3 Article Prostaglandin E2 activates the mTORC1 pathway through an EP4/cAMP/PKA- and EP1/Ca2+-mediated mechanism in the human pancreatic carcinoma cell line PANC-1. 2015

Chang, Hui-Hua / Young, Steven H / Sinnett-Smith, James / Chou, Caroline Ei Ne / Moro, Aune / Hertzer, Kathleen M / Hines, Oscar Joe / Rozengurt, Enrique / Eibl, Guido. ·Department of Surgery, David Geffen School of Medicine at UCLA, Los Angeles, California; and. · Department of Medicine, David Geffen School of Medicine at UCLA, Los Angeles, California. · Department of Surgery, David Geffen School of Medicine at UCLA, Los Angeles, California; and GEibl@mednet.ucla.edu. ·Am J Physiol Cell Physiol · Pubmed #26310818.

ABSTRACT: Obesity, a known risk factor for pancreatic cancer, is associated with inflammation and insulin resistance. Proinflammatory prostaglandin E2 (PGE2) and elevated insulin-like growth factor type 1 (IGF-1), related to insulin resistance, are shown to play critical roles in pancreatic cancer progression. We aimed to explore a potential cross talk between PGE2 signaling and the IGF-1/Akt/mammalian target of rapamycin complex 1 (mTORC1) pathway in pancreatic cancer, which may be a key to unraveling the obesity-cancer link.
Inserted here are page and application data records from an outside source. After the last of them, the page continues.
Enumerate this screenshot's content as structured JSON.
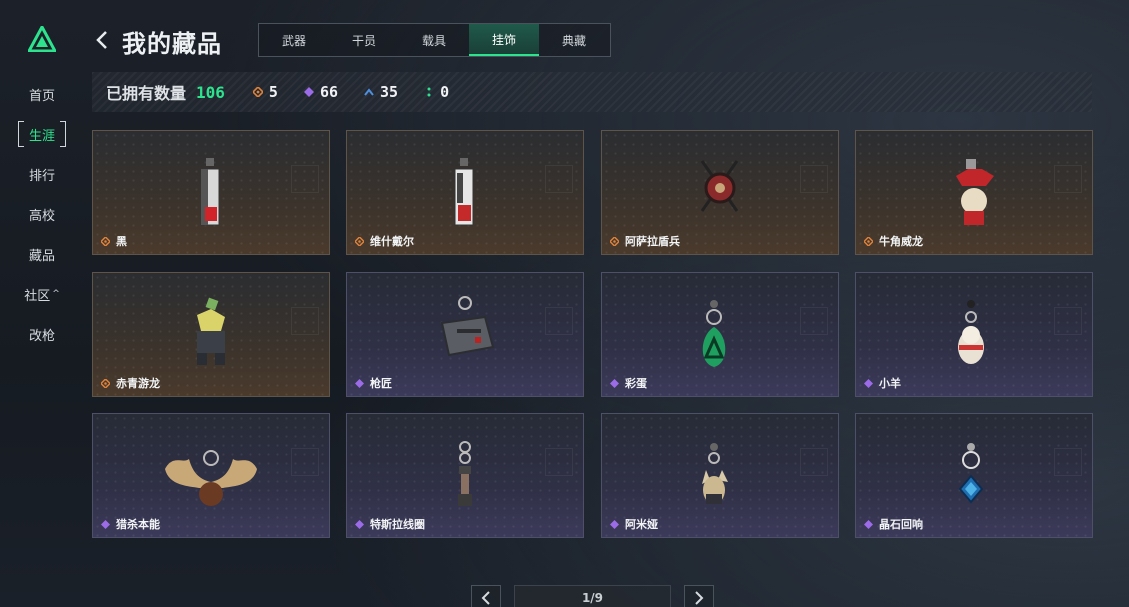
{
  "sidebar": {
    "logo_icon": "triangle-logo",
    "items": [
      {
        "label": "首页"
      },
      {
        "label": "生涯",
        "active": true
      },
      {
        "label": "排行"
      },
      {
        "label": "高校"
      },
      {
        "label": "藏品"
      },
      {
        "label": "社区",
        "caret": "^"
      },
      {
        "label": "改枪"
      }
    ]
  },
  "header": {
    "back_icon": "chevron-left-icon",
    "title": "我的藏品",
    "tabs": [
      {
        "label": "武器"
      },
      {
        "label": "干员"
      },
      {
        "label": "载具"
      },
      {
        "label": "挂饰",
        "active": true
      },
      {
        "label": "典藏"
      }
    ]
  },
  "stats": {
    "owned_label": "已拥有数量",
    "owned_total": "106",
    "rarities": [
      {
        "icon": "orange-gem-icon",
        "color": "#e0823a",
        "count": "5"
      },
      {
        "icon": "purple-gem-icon",
        "color": "#9b6be8",
        "count": "66"
      },
      {
        "icon": "blue-gem-icon",
        "color": "#4f8fe0",
        "count": "35"
      },
      {
        "icon": "green-gem-icon",
        "color": "#2de38e",
        "count": "0"
      }
    ]
  },
  "items": [
    {
      "name": "黑",
      "rarity": "orange"
    },
    {
      "name": "维什戴尔",
      "rarity": "orange"
    },
    {
      "name": "阿萨拉盾兵",
      "rarity": "orange"
    },
    {
      "name": "牛角威龙",
      "rarity": "orange"
    },
    {
      "name": "赤青游龙",
      "rarity": "orange"
    },
    {
      "name": "枪匠",
      "rarity": "purple"
    },
    {
      "name": "彩蛋",
      "rarity": "purple"
    },
    {
      "name": "小羊",
      "rarity": "purple"
    },
    {
      "name": "猎杀本能",
      "rarity": "purple"
    },
    {
      "name": "特斯拉线圈",
      "rarity": "purple"
    },
    {
      "name": "阿米娅",
      "rarity": "purple"
    },
    {
      "name": "晶石回响",
      "rarity": "purple"
    }
  ],
  "pagination": {
    "indicator": "1/9",
    "current": 1,
    "total": 9
  },
  "colors": {
    "accent": "#2de38e",
    "orange": "#e0823a",
    "purple": "#9b6be8"
  }
}
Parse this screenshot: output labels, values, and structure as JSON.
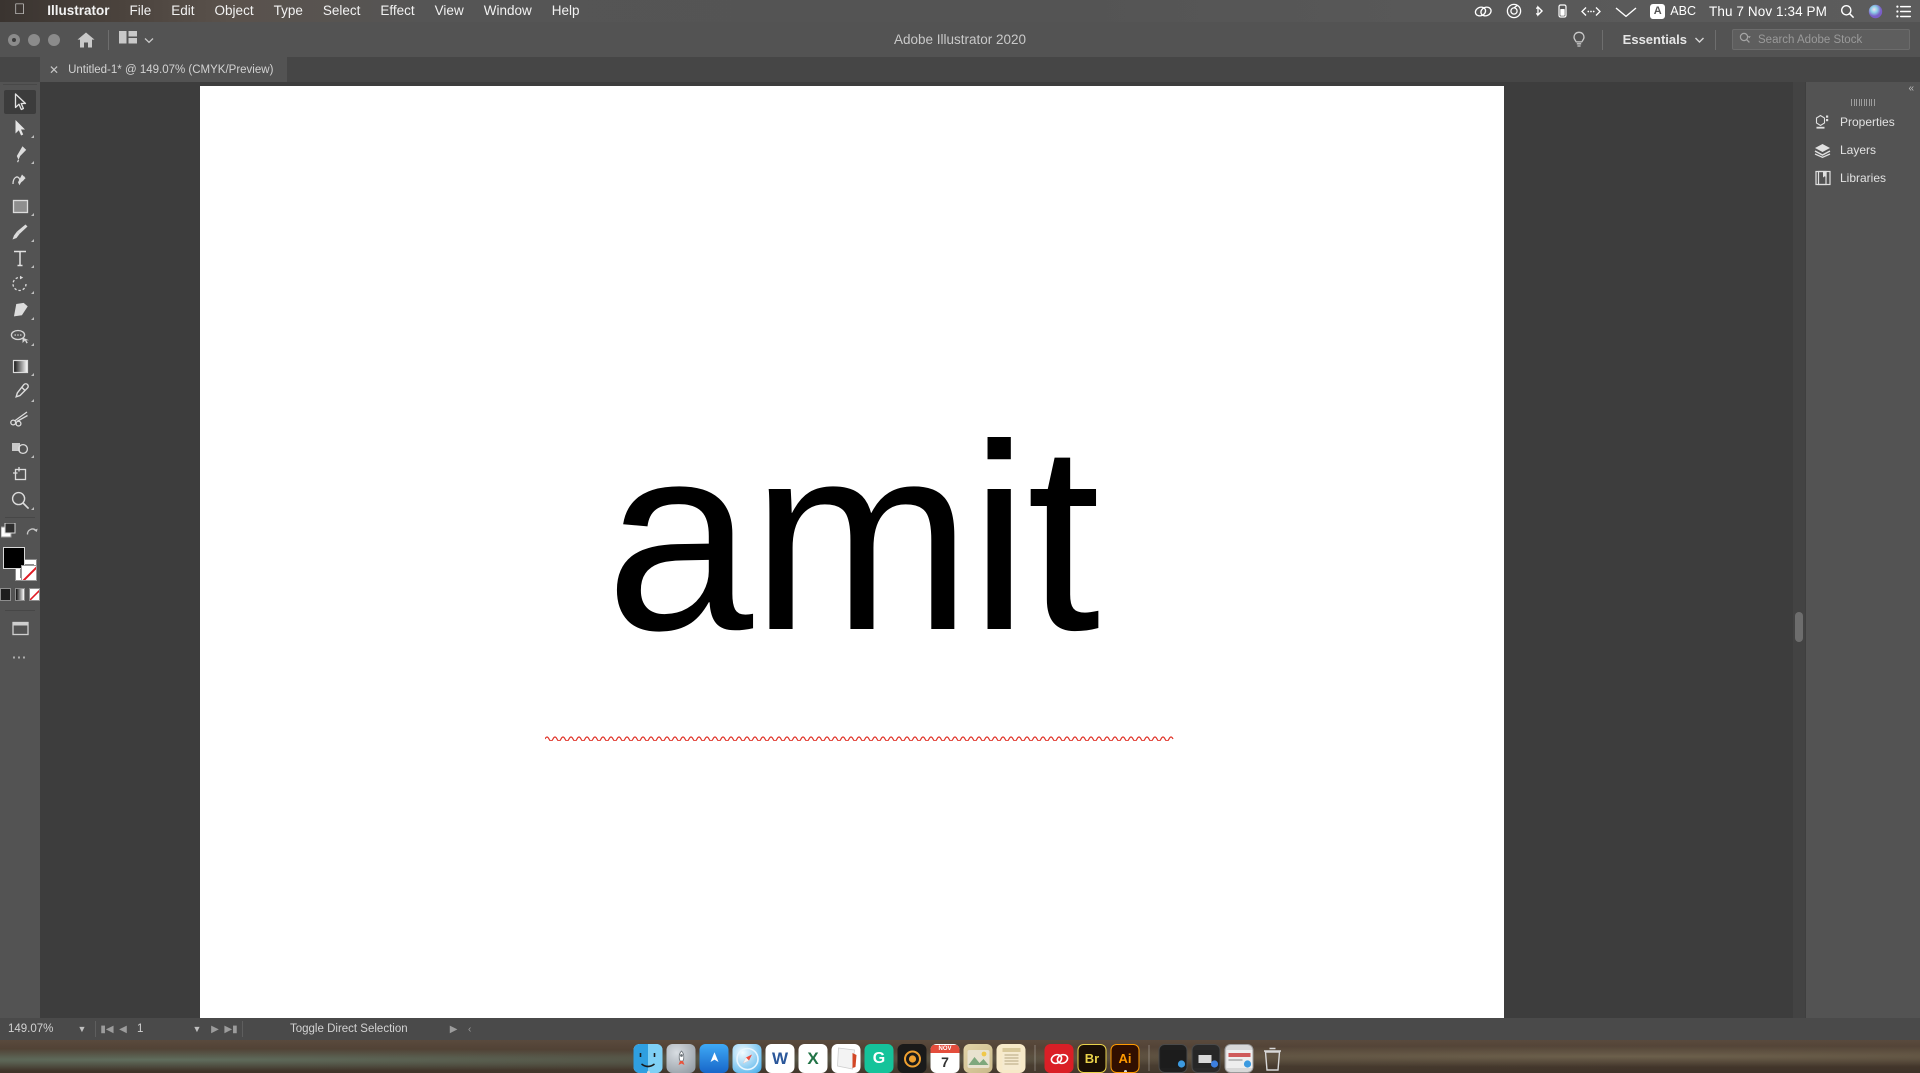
{
  "menubar": {
    "apple_icon": "apple-logo-icon",
    "items": [
      {
        "label": "Illustrator",
        "bold": true
      },
      {
        "label": "File",
        "bold": false
      },
      {
        "label": "Edit",
        "bold": false
      },
      {
        "label": "Object",
        "bold": false
      },
      {
        "label": "Type",
        "bold": false
      },
      {
        "label": "Select",
        "bold": false
      },
      {
        "label": "Effect",
        "bold": false
      },
      {
        "label": "View",
        "bold": false
      },
      {
        "label": "Window",
        "bold": false
      },
      {
        "label": "Help",
        "bold": false
      }
    ],
    "status_icons": [
      "creative-cloud-icon",
      "dropbox-icon",
      "bluetooth-icon",
      "battery-icon",
      "vpn-icon",
      "wifi-icon"
    ],
    "input_source": "ABC",
    "input_source_glyph": "A",
    "clock": "Thu 7 Nov  1:34 PM",
    "spotlight_icon": "search-icon",
    "siri_icon": "siri-icon",
    "control_center_icon": "control-center-icon"
  },
  "titlebar": {
    "app_title": "Adobe Illustrator 2020",
    "home_icon": "home-icon",
    "arrange_documents_icon": "arrange-documents-icon",
    "arrange_chevron_icon": "chevron-down-icon",
    "search_help_icon": "lightbulb-icon",
    "workspace": "Essentials",
    "workspace_chevron_icon": "chevron-down-icon",
    "stock_search_icon": "search-stock-icon",
    "stock_search_placeholder": "Search Adobe Stock",
    "stock_search_value": ""
  },
  "document_tab": {
    "close_icon": "close-icon",
    "title": "Untitled-1* @ 149.07% (CMYK/Preview)"
  },
  "toolbar": {
    "collapse_icon": "double-chevron-right-icon",
    "tools": [
      {
        "name": "selection-tool",
        "selected": true,
        "has_flyout": false
      },
      {
        "name": "direct-selection-tool",
        "selected": false,
        "has_flyout": true
      },
      {
        "name": "pen-tool",
        "selected": false,
        "has_flyout": true
      },
      {
        "name": "curvature-tool",
        "selected": false,
        "has_flyout": false
      },
      {
        "name": "rectangle-tool",
        "selected": false,
        "has_flyout": true
      },
      {
        "name": "paintbrush-tool",
        "selected": false,
        "has_flyout": true
      },
      {
        "name": "type-tool",
        "selected": false,
        "has_flyout": true
      },
      {
        "name": "rotate-tool",
        "selected": false,
        "has_flyout": true
      },
      {
        "name": "eraser-tool",
        "selected": false,
        "has_flyout": true
      },
      {
        "name": "shaper-tool",
        "selected": false,
        "has_flyout": true
      },
      {
        "name": "gradient-tool",
        "selected": false,
        "has_flyout": true
      },
      {
        "name": "eyedropper-tool",
        "selected": false,
        "has_flyout": true
      },
      {
        "name": "scissors-tool",
        "selected": false,
        "has_flyout": false
      },
      {
        "name": "artboard-tool",
        "selected": false,
        "has_flyout": true
      },
      {
        "name": "free-transform-tool",
        "selected": false,
        "has_flyout": false
      },
      {
        "name": "zoom-tool",
        "selected": false,
        "has_flyout": true
      }
    ],
    "fill_color": "#000000",
    "stroke_color": "#ffffff",
    "swap_fill_stroke_icon": "swap-fill-stroke-icon",
    "default_fill_stroke_icon": "default-fill-stroke-icon",
    "color_mode_icons": [
      "color-swatch-icon",
      "gradient-swatch-icon",
      "none-swatch-icon"
    ],
    "screen_mode_icon": "change-screen-mode-icon",
    "more_tools_icon": "more-tools-icon"
  },
  "canvas": {
    "artboard_background": "#ffffff",
    "artwork_text": "amit",
    "artwork_color": "#000000",
    "spellcheck_underline_color": "#e0352b",
    "vertical_scrollbar": "vertical-scrollbar",
    "horizontal_scrollbar": "horizontal-scrollbar"
  },
  "right_panel": {
    "collapse_icon": "double-chevron-left-icon",
    "items": [
      {
        "label": "Properties",
        "icon": "properties-icon"
      },
      {
        "label": "Layers",
        "icon": "layers-icon"
      },
      {
        "label": "Libraries",
        "icon": "libraries-icon"
      }
    ]
  },
  "statusbar": {
    "zoom_level": "149.07%",
    "zoom_chevron_icon": "chevron-down-icon",
    "first_page_icon": "first-artboard-icon",
    "prev_page_icon": "prev-artboard-icon",
    "page_number": "1",
    "page_chevron_icon": "chevron-down-icon",
    "next_page_icon": "next-artboard-icon",
    "last_page_icon": "last-artboard-icon",
    "current_tool_status": "Toggle Direct Selection",
    "status_menu_icon": "status-menu-icon",
    "resize_icon": "resize-grip-icon"
  },
  "dock": {
    "items": [
      {
        "name": "finder",
        "label": "Finder",
        "color": "#2d9ce8",
        "glyph": "☺",
        "running": true
      },
      {
        "name": "launchpad",
        "label": "Launchpad",
        "color": "#9aa3ad",
        "glyph": "●",
        "running": false
      },
      {
        "name": "appstore",
        "label": "App Store",
        "color": "#1e7fe0",
        "glyph": "A",
        "running": false
      },
      {
        "name": "safari",
        "label": "Safari",
        "color": "#1da1f2",
        "glyph": "✦",
        "running": false
      },
      {
        "name": "word",
        "label": "Microsoft Word",
        "color": "#2b579a",
        "glyph": "W",
        "running": false
      },
      {
        "name": "excel",
        "label": "Microsoft Excel",
        "color": "#217346",
        "glyph": "X",
        "running": false
      },
      {
        "name": "powerpoint",
        "label": "PowerPoint",
        "color": "#d24726",
        "glyph": "P",
        "running": false
      },
      {
        "name": "grammarly",
        "label": "Grammarly",
        "color": "#15c39a",
        "glyph": "G",
        "running": false
      },
      {
        "name": "podcasts",
        "label": "Podcasts",
        "color": "#111111",
        "glyph": "◉",
        "running": false
      },
      {
        "name": "calendar",
        "label": "Calendar",
        "color": "#ffffff",
        "glyph": "7",
        "running": false
      },
      {
        "name": "photos",
        "label": "Photos",
        "color": "#e8c87a",
        "glyph": "❀",
        "running": false
      },
      {
        "name": "notes",
        "label": "Notes",
        "color": "#f5c14e",
        "glyph": "≡",
        "running": false
      },
      {
        "name": "creative-cloud",
        "label": "Creative Cloud",
        "color": "#da1f26",
        "glyph": "∞",
        "running": false
      },
      {
        "name": "bridge",
        "label": "Adobe Bridge",
        "color": "#1a0f05",
        "glyph": "Br",
        "running": false
      },
      {
        "name": "illustrator",
        "label": "Adobe Illustrator",
        "color": "#310f00",
        "glyph": "Ai",
        "running": true
      }
    ],
    "minimized": [
      {
        "name": "minimized-window-1",
        "badge": "finder-badge"
      },
      {
        "name": "minimized-window-2",
        "badge": "mail-badge"
      },
      {
        "name": "minimized-window-3",
        "badge": "safari-badge"
      }
    ],
    "trash_icon": "trash-icon",
    "calendar_month": "NOV",
    "calendar_day": "7"
  }
}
In PANC-1 human pancreatic cancer cells, we showed that PGE2 stimulated mTORC1 activity independently of Akt, as evaluated by downstream signaling events. Subsequently, using pharmacological and genetic approaches, we demonstrated that PGE2-induced mTORC1 activation is mediated by the EP4/cAMP/PKA pathway, as well as an EP1/Ca(2+)-dependent pathway. The cooperative roles of the two pathways were supported by the maximal inhibition achieved with the combined pharmacological blockade, and the coexistence of highly expressed EP1 (mediating the Ca(2+) response) and EP2 or EP4 (mediating the cAMP/PKA pathway) in PANC-1 cells and in the prostate cancer line PC-3, which also robustly exhibited PGE2-induced mTORC1 activation, as identified from a screen in various cancer cell lines. Importantly, we showed a reinforcing interaction between PGE2 and IGF-1 on mTORC1 signaling, with an increase in IL-23 production as a cellular outcome. Our data reveal a previously unrecognized mechanism of PGE2-stimulated mTORC1 activation mediated by EP4/cAMP/PKA and EP1/Ca(2+) signaling, which may be of great importance in elucidating the promoting effects of obesity in pancreatic cancer. Ultimately, a precise understanding of these molecular links may provide novel targets for efficacious interventions devoid of adverse effects.